The feminists need to calm down

Elsa Maishman 7 April 2015

I’ve lost count of the times I’ve been told to 'calm down' when condemning sexist language or behaviour. Sometimes I deserve it, but most of the time I am in fact already calm, but just failing to realise that every single reaction to sexism must be, of course, ‘female hysteria.’ Women who complain about sexist language are dismissed because their feminist views are too 'hardcore', women who take issue with sexual harassment are accused of 'overreaction', and women who take a stand against sexist facebook posts are laughed at.

Ridicule is one of the most effective ways to undermine an opinion, and it's a fantastic tool for keeping uppity women in their place, afraid of speaking out for fear of being branded a crazy bitch feminist. The title photo of this article has been posted on social media many times as a 'joke' – a hilarious jest about how 'feminism' can be homogenised into a single group of people, 'the feminists', and how you'd better watch out because they're all crazy, angry bitches, coming to hunt you down.

Feminism is not a single campaign, and it is not represented by a particular group of people who share the same views about everything. The only definitive thing you can say about a feminist is that they advocate women's rights.

I have in the past been dismissed as 'taking feminism too seriously'. Sexist discrimination has been woven into the very fabric of our society, to a point where it seems jarringly unnatural to even imagine a world in which women are treated equally and with respect (women take their husbands' names, it's weird for women but not for men to walk around topless, women are members of mankind… we live in a patriarchy, I could go on). Personally, I think that's a pretty serious issue.

This deep-seated sexism manifests itself in bold and obvious ways, like the gender pay gap, but perhaps more dangerously, in minor actions or sleights of language, which alone do not seem overly important but ultimately sum up to the systematic oppression of women. And that oppression is merely reaffirmed every time a feminist is laughed at for being ‘pedantic’ or just ‘looking for an argument.’

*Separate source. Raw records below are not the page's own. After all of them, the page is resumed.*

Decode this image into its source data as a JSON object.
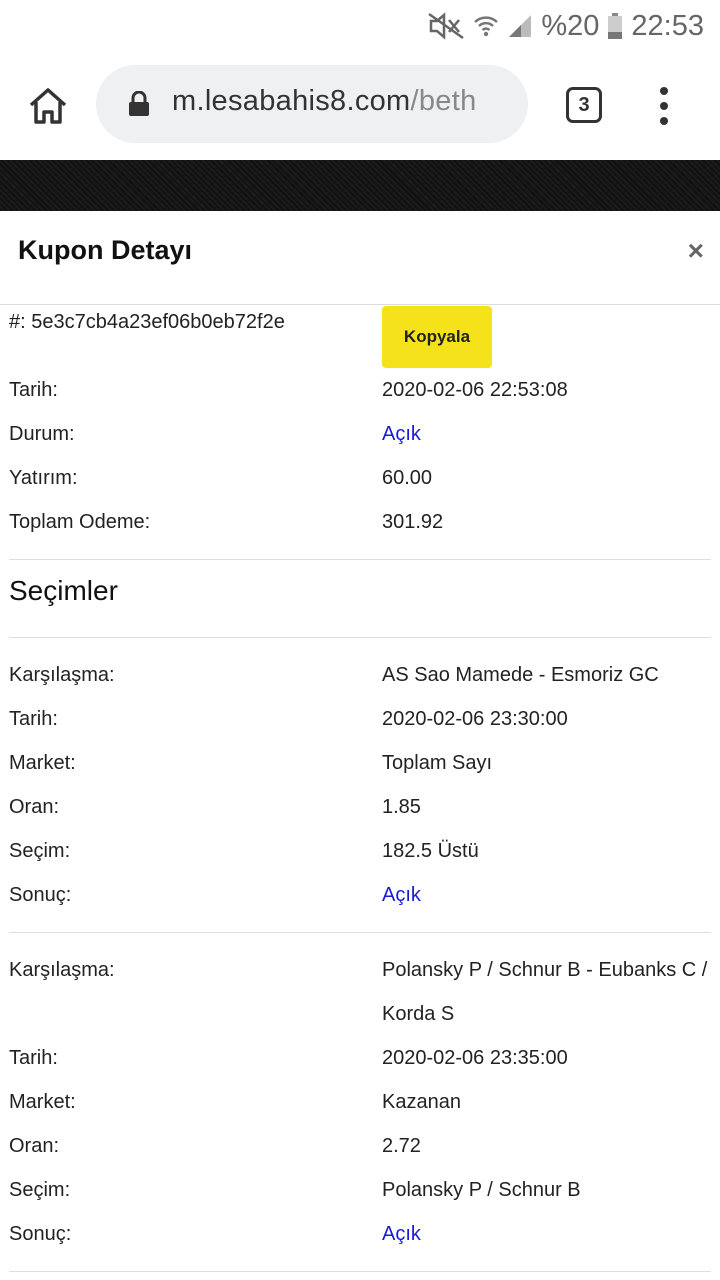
{
  "status_bar": {
    "battery": "%20",
    "time": "22:53"
  },
  "browser": {
    "url_domain": "m.lesabahis8.com",
    "url_path": "/beth",
    "tab_count": "3"
  },
  "modal": {
    "title": "Kupon Detayı",
    "close": "×",
    "hash_label": "#:",
    "hash_value": "5e3c7cb4a23ef06b0eb72f2e",
    "copy_label": "Kopyala",
    "info": [
      {
        "label": "Tarih:",
        "value": "2020-02-06 22:53:08"
      },
      {
        "label": "Durum:",
        "value": "Açık"
      },
      {
        "label": "Yatırım:",
        "value": "60.00"
      },
      {
        "label": "Toplam Odeme:",
        "value": "301.92"
      }
    ],
    "selections_title": "Seçimler",
    "selections": [
      {
        "match_label": "Karşılaşma:",
        "match": "AS Sao Mamede - Esmoriz GC",
        "date_label": "Tarih:",
        "date": "2020-02-06 23:30:00",
        "market_label": "Market:",
        "market": "Toplam Sayı",
        "odds_label": "Oran:",
        "odds": "1.85",
        "pick_label": "Seçim:",
        "pick": "182.5 Üstü",
        "result_label": "Sonuç:",
        "result": "Açık"
      },
      {
        "match_label": "Karşılaşma:",
        "match": "Polansky P / Schnur B - Eubanks C / Korda S",
        "date_label": "Tarih:",
        "date": "2020-02-06 23:35:00",
        "market_label": "Market:",
        "market": "Kazanan",
        "odds_label": "Oran:",
        "odds": "2.72",
        "pick_label": "Seçim:",
        "pick": "Polansky P / Schnur B",
        "result_label": "Sonuç:",
        "result": "Açık"
      }
    ]
  },
  "colors": {
    "accent_yellow": "#f5e21b",
    "link_blue": "#1a1ad4"
  }
}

I admit that some women do overreact, and see sexism where it is not present. I'm not calling for reverse discrimination – for the right of women to say and do things that would be unacceptable if coming from men. Hate must not be associated with an equal rights campaign, and I do not support 'feminists' who use the movement as a mere veneer to justify hate-fuelled violence or personal attacks. But anger is not hate. Anger, at the way women are treated, at the way our society accepts this so readily that women are being laughed at for 'overreaction' when they express even the slightest opposition to oppression, is actually quite understandable.

Feminists have a duty to support and promote women's rights and equality. We do not have a responsibility to 'rebrand' feminism into something more palatable, something easier for the average well-meaning, 'I really want equal rights for women but goodness there's no need to get so upset about it' supporter of feminism to swallow. Yes, some feminists are loud, angry and hate-fuelled. But that doesn't mean that the rest of us should have to balance them out, to watch our every word so as not to 'overreact' and discredit the cause. So engage with feminists. Take us seriously. Disagree with us, argue with us, but don't dismiss us.